Please return every line of the records below that holds the word "More".

* **LISTED RECORDS**
════════════════════
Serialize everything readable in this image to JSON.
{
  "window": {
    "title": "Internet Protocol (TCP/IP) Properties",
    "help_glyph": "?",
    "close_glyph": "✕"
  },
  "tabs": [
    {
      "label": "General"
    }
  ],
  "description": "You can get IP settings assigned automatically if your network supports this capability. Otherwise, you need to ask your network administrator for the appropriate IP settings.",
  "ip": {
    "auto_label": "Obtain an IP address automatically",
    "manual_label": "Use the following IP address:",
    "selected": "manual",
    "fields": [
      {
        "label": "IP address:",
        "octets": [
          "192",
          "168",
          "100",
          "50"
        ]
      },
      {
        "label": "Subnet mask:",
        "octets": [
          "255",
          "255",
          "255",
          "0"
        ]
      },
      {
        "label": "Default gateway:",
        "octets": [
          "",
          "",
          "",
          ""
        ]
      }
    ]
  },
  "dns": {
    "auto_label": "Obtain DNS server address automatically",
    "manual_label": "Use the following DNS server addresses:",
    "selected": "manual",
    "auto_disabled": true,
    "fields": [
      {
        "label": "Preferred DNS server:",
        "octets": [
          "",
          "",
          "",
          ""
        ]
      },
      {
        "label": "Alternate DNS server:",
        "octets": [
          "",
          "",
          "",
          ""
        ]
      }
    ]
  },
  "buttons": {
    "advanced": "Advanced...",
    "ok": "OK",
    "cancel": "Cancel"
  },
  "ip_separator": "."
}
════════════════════
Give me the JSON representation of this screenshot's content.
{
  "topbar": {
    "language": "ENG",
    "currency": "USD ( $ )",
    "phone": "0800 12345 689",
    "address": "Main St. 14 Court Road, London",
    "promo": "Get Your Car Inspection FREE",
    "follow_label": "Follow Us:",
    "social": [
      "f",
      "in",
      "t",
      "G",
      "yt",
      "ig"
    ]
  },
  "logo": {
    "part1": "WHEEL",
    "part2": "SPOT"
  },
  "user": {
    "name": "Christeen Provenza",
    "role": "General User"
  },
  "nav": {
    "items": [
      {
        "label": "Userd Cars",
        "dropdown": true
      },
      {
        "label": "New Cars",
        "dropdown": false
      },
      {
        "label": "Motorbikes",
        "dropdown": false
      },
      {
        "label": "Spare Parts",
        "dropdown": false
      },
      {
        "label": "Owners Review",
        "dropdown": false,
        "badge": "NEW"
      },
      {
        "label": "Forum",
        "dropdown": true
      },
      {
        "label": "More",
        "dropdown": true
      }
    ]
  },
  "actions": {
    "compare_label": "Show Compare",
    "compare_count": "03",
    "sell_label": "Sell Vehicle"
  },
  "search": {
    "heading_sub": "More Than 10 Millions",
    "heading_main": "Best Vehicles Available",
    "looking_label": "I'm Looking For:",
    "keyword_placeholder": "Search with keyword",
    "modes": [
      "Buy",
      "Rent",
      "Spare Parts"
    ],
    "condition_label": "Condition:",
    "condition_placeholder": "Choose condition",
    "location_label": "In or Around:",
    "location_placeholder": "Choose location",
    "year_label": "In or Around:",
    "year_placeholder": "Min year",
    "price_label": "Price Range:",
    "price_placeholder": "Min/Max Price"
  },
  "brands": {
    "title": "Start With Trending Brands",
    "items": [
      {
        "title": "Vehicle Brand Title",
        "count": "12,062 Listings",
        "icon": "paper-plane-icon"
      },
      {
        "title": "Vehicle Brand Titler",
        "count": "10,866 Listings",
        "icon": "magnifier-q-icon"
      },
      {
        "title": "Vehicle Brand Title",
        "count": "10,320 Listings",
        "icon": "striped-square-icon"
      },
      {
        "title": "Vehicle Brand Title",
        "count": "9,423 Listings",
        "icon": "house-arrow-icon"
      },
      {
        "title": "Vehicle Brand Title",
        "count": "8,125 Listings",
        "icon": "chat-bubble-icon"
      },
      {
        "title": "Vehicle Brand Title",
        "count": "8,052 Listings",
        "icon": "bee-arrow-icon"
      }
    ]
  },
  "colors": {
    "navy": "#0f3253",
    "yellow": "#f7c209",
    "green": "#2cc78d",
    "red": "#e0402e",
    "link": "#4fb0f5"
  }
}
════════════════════
* **ANSWER**
        "label": "More",
    "heading_sub": "More Than 10 Millions",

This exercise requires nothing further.